Healthy ChildFeb 23 • 2019
When a child has anxiety, life as you know it can come to a grinding halt with daily rhythms and routines lost in the chaos. Parents may find themselves arguing more with each other, letting a child get out of household chores, ignoring bad behaviour, making excuses for the child, and more. However, it is important for your child, and for you, to promote a healthy lifestyle that balances managing anxiety with managing life.
Excessive stress and tension in your home (for example, arguing, fighting, too many lessons/activities, etc.) can have a negative effect on your child. Look at ways to reduce stress. For instance, plan some fun time each day (even if it is only 5 minutes) to read a story, go for a walk, watch a favorite TV program together, or listen to music. Furthermore, try to address the conflict between family members when it arises (have family meetings to discuss problems, seek outside help/support, etc.). If the conflict results in arguing and unhealthy expressions of anger (e.g. yelling, throwing, or hitting), be sure to resolve the conflict in front of your child so your child feels secure that the situation is resolved. In addition, take some time to explain why you were angry in the first place, and apologize for any unhealthy behaviour while committing to try better in the future.
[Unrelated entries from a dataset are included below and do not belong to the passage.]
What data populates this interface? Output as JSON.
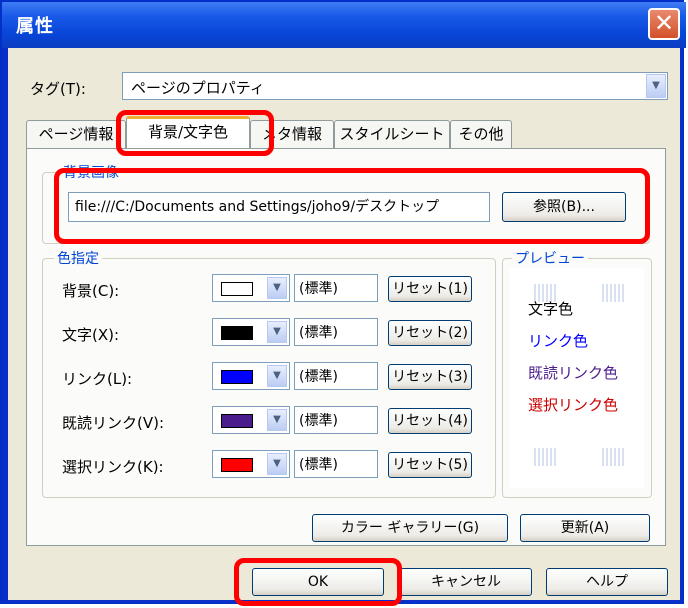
{
  "window": {
    "title": "属性",
    "close_glyph": "✕"
  },
  "tag": {
    "label": "タグ(T):",
    "value": "ページのプロパティ"
  },
  "tabs": [
    {
      "label": "ページ情報"
    },
    {
      "label": "背景/文字色"
    },
    {
      "label": "メタ情報"
    },
    {
      "label": "スタイルシート"
    },
    {
      "label": "その他"
    }
  ],
  "bg_image": {
    "group_title": "背景画像",
    "path": "file:///C:/Documents and Settings/joho9/デスクトップ",
    "browse_label": "参照(B)..."
  },
  "colors": {
    "group_title": "色指定",
    "rows": [
      {
        "label": "背景(C):",
        "color": "#ffffff",
        "value": "(標準)",
        "reset": "リセット(1)"
      },
      {
        "label": "文字(X):",
        "color": "#000000",
        "value": "(標準)",
        "reset": "リセット(2)"
      },
      {
        "label": "リンク(L):",
        "color": "#0000ff",
        "value": "(標準)",
        "reset": "リセット(3)"
      },
      {
        "label": "既読リンク(V):",
        "color": "#4b1c8c",
        "value": "(標準)",
        "reset": "リセット(4)"
      },
      {
        "label": "選択リンク(K):",
        "color": "#ff0000",
        "value": "(標準)",
        "reset": "リセット(5)"
      }
    ]
  },
  "preview": {
    "group_title": "プレビュー",
    "text": "文字色",
    "link": "リンク色",
    "visited": "既読リンク色",
    "selected": "選択リンク色",
    "text_color": "#000000",
    "link_color": "#0000ff",
    "visited_color": "#4b1c8c",
    "selected_color": "#cc0000"
  },
  "buttons": {
    "gallery": "カラー ギャラリー(G)",
    "refresh": "更新(A)",
    "ok": "OK",
    "cancel": "キャンセル",
    "help": "ヘルプ"
  }
}
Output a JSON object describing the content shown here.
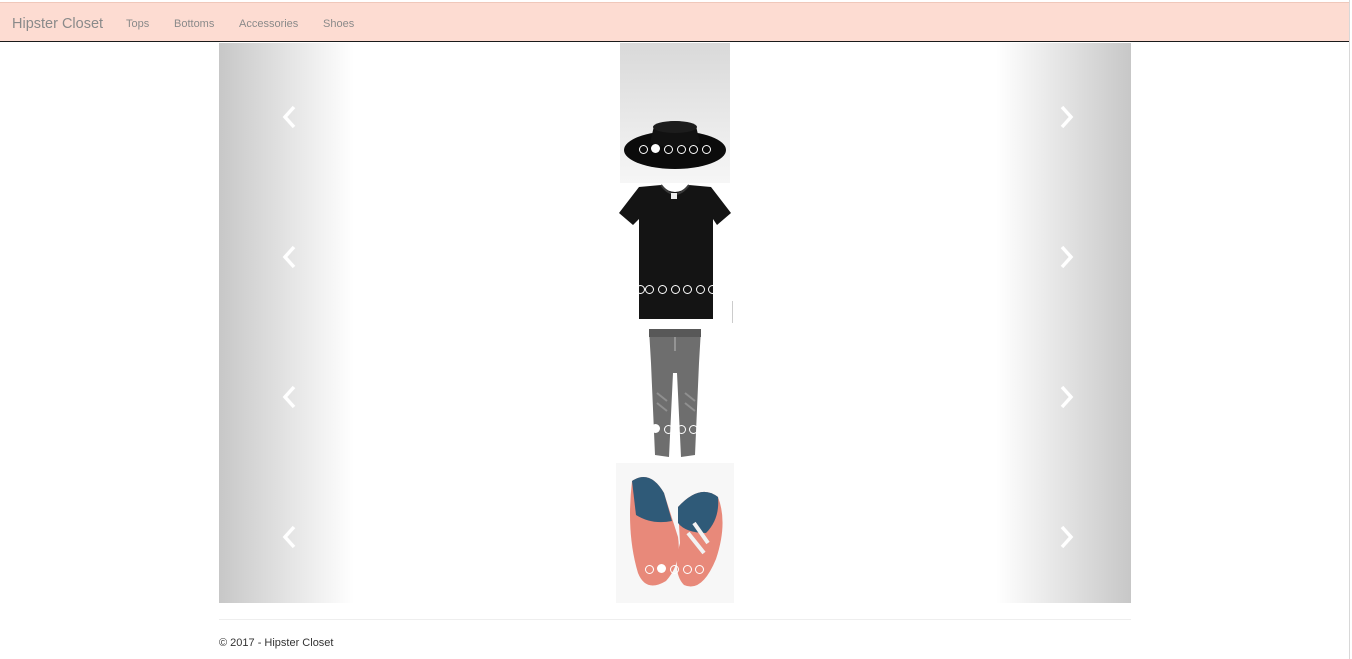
{
  "navbar": {
    "brand": "Hipster Closet",
    "links": [
      "Tops",
      "Bottoms",
      "Accessories",
      "Shoes"
    ],
    "background": "#fddcd2"
  },
  "carousels": [
    {
      "name": "accessories-carousel",
      "item": "hat",
      "indicator_count": 6,
      "active_index": 1
    },
    {
      "name": "tops-carousel",
      "item": "t-shirt",
      "indicator_count": 7,
      "active_index": null
    },
    {
      "name": "bottoms-carousel",
      "item": "jogger-pants",
      "indicator_count": 4,
      "active_index": 0
    },
    {
      "name": "shoes-carousel",
      "item": "sneakers",
      "indicator_count": 5,
      "active_index": 1
    }
  ],
  "controls": {
    "prev_icon": "chevron-left-icon",
    "next_icon": "chevron-right-icon"
  },
  "footer": {
    "text": "© 2017 - Hipster Closet"
  }
}
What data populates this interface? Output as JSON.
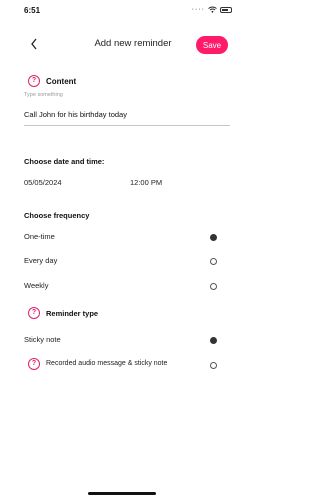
{
  "status_bar": {
    "time": "6:51",
    "signal_icon": "dots-icon",
    "wifi_icon": "wifi-icon",
    "battery_icon": "battery-icon"
  },
  "header": {
    "back_icon": "chevron-left-icon",
    "title": "Add new reminder",
    "save_label": "Save"
  },
  "content": {
    "title": "Content",
    "placeholder": "Type something",
    "value": "Call John for his birthday today"
  },
  "date_time": {
    "title": "Choose date and time:",
    "date": "05/05/2024",
    "time": "12:00 PM"
  },
  "frequency": {
    "title": "Choose frequency",
    "options": [
      {
        "label": "One-time",
        "selected": true
      },
      {
        "label": "Every day",
        "selected": false
      },
      {
        "label": "Weekly",
        "selected": false
      }
    ]
  },
  "reminder_type": {
    "title": "Reminder type",
    "options": [
      {
        "label": "Sticky note",
        "selected": true
      },
      {
        "label": "Recorded audio message & sticky note",
        "selected": false
      }
    ]
  },
  "colors": {
    "accent": "#ff1a6a",
    "help_icon": "#e0206a"
  }
}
Make a Routine
Establish a routine by setting specific times for meals, homework, quiet time, and bedtime. Help your child establish a bedtime routine, which may include a bath and reading a story, or just time to chat. This can set the stage for helping your child develop better ways to manage anxiety.
Reduce Electronics at Bedtime
Anxious children use electronics more often than nonanxious peers. It is especially important to have parental rules about the use of technology. The use of technology prior to sleep delays the onset of sleep; young children should put away electronics 2 hours prior to sleep, and teens 1 hour prior to sleep. All technology should be stored overnight somewhere other than the bedroom.
It is important that parents and caregivers work together to help the child manage his/her anxiety. If parents and caregivers are not consistent, it can be very confusing for the child. Try to agree on ways of handling the child’s anxiety and be consistent in terms of limit setting and use of rewards.
Although your child may have problems with anxiety, that does not give him/her the green light for inappropriate behavior. It is important that you set expectations and limits for your child, and follow through on consequences for inappropriate behavior (such as losing television privileges for not completing chores). Family rules and expectations should be discussed in advance with all family members, at a calm time. Children are happier when they know the rules and what happens when they break them. Be sure to give rewards and praise when your child is adhering to expectations.
Recognize that it is difficult for children to face their fears. It is important not to laugh at your child or minimize his/her fears (for example, “don’t be a worry wart” or “you’re being silly”). Rather, let your child know that it is normal to have fears (we’re all afraid of something) and that it is possible to “boss back” your fears. When your child is upset, make sure to listen to him/her, to send your child the message that it’s okay to talk about feelings. Let your child know that h/she is understood, and that you will work with your child to learn skills to feel better.
Although it is tempting to want to do things for your child, especially when h/she tends to be nervous and fearful, it is better to let kids do the things they are capable of themselves. How else will they learn the skills and abilities to cope with life? Encourage your child to try things on his/her own, take some risks, and do things for him/herself. This can include giving him/her responsibilities around the house (cleaning his/her own room or setting the table). It can also include helping your child brainstorm ways to deal with problems or difficult situations (such as how to handle an argument with a friend or to manage missed assignments). Encouraging independence does not mean you can’t be supportive – but it does mean that you shouldn’t take over or do everything for your child.
It is important to have expectations for your child and help him/her meet those expectations. However, understand that an anxious child will have trouble doing certain things, and may need to go at a slower pace. Help your child break down goals into smaller steps that h/she can accomplish. It is important that your child is taking steps forward, even if the steps are small. Try not to push too hard or too fast. Let your child go at h/her pace.